→ **Work order**
Copy each line of the data that has "down" in it.

(Entries from a dataset of interfaces)
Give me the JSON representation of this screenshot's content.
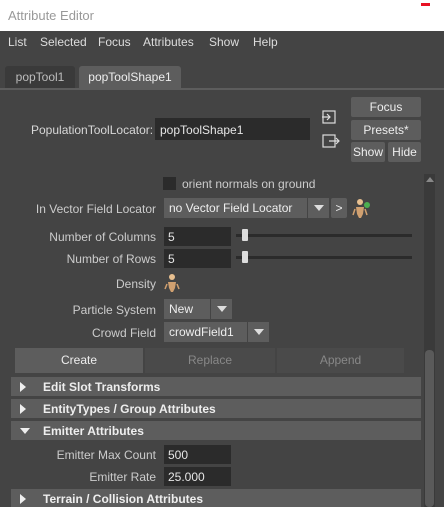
{
  "window": {
    "title": "Attribute Editor",
    "close": "×"
  },
  "menu": [
    "List",
    "Selected",
    "Focus",
    "Attributes",
    "Show",
    "Help"
  ],
  "tabs": [
    "popTool1",
    "popToolShape1"
  ],
  "header": {
    "locator_label": "PopulationToolLocator:",
    "locator_value": "popToolShape1",
    "focus_label": "Focus",
    "presets_label": "Presets*",
    "show_label": "Show",
    "hide_label": "Hide"
  },
  "form": {
    "orient_normals_label": "orient normals on ground",
    "vector_field_label": "In Vector Field Locator",
    "vector_field_value": "no Vector Field Locator",
    "vector_field_nav": ">",
    "columns_label": "Number of Columns",
    "columns_value": "5",
    "rows_label": "Number of Rows",
    "rows_value": "5",
    "density_label": "Density",
    "particle_system_label": "Particle System",
    "particle_system_value": "New",
    "crowd_field_label": "Crowd Field",
    "crowd_field_value": "crowdField1"
  },
  "actions": {
    "create": "Create",
    "replace": "Replace",
    "append": "Append"
  },
  "sections": {
    "edit_slot": "Edit Slot Transforms",
    "entity_types": "EntityTypes / Group Attributes",
    "emitter": "Emitter Attributes",
    "terrain": "Terrain / Collision Attributes"
  },
  "emitter": {
    "max_count_label": "Emitter Max Count",
    "max_count_value": "500",
    "rate_label": "Emitter Rate",
    "rate_value": "25.000"
  },
  "colors": {
    "background": "#444444",
    "field": "#2b2b2b",
    "button": "#5d5d5d",
    "close_accent": "#e81123"
  },
  "icons": [
    "input-connection-icon",
    "output-connection-icon",
    "map-node-icon",
    "density-map-icon",
    "chevron-down-icon",
    "triangle-right-icon",
    "triangle-down-icon"
  ]
}
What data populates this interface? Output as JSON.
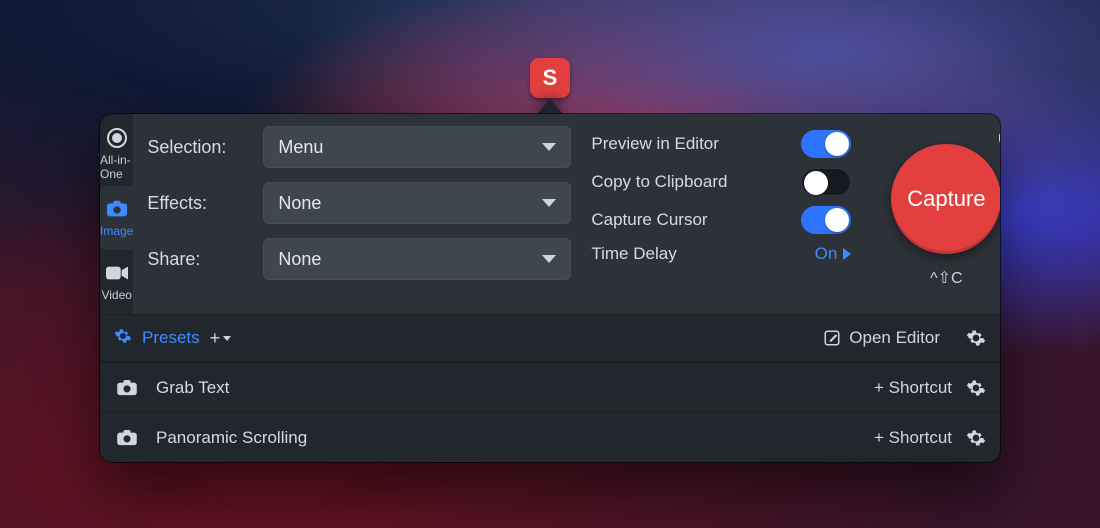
{
  "app": {
    "glyph": "S"
  },
  "modes": {
    "all": {
      "label": "All-in-One"
    },
    "image": {
      "label": "Image"
    },
    "video": {
      "label": "Video"
    }
  },
  "settings": {
    "selection": {
      "label": "Selection:",
      "value": "Menu"
    },
    "effects": {
      "label": "Effects:",
      "value": "None"
    },
    "share": {
      "label": "Share:",
      "value": "None"
    }
  },
  "toggles": {
    "preview": {
      "label": "Preview in Editor"
    },
    "clipboard": {
      "label": "Copy to Clipboard"
    },
    "cursor": {
      "label": "Capture Cursor"
    },
    "delay": {
      "label": "Time Delay",
      "value": "On"
    }
  },
  "capture": {
    "label": "Capture",
    "shortcut": "^⇧C"
  },
  "presetsBar": {
    "label": "Presets",
    "openEditor": "Open Editor"
  },
  "presets": {
    "grabText": {
      "label": "Grab Text",
      "shortcut": "+ Shortcut"
    },
    "panoramic": {
      "label": "Panoramic Scrolling",
      "shortcut": "+ Shortcut"
    }
  }
}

→ **Result below**
    "chevron-down-icon",
    "triangle-down-icon"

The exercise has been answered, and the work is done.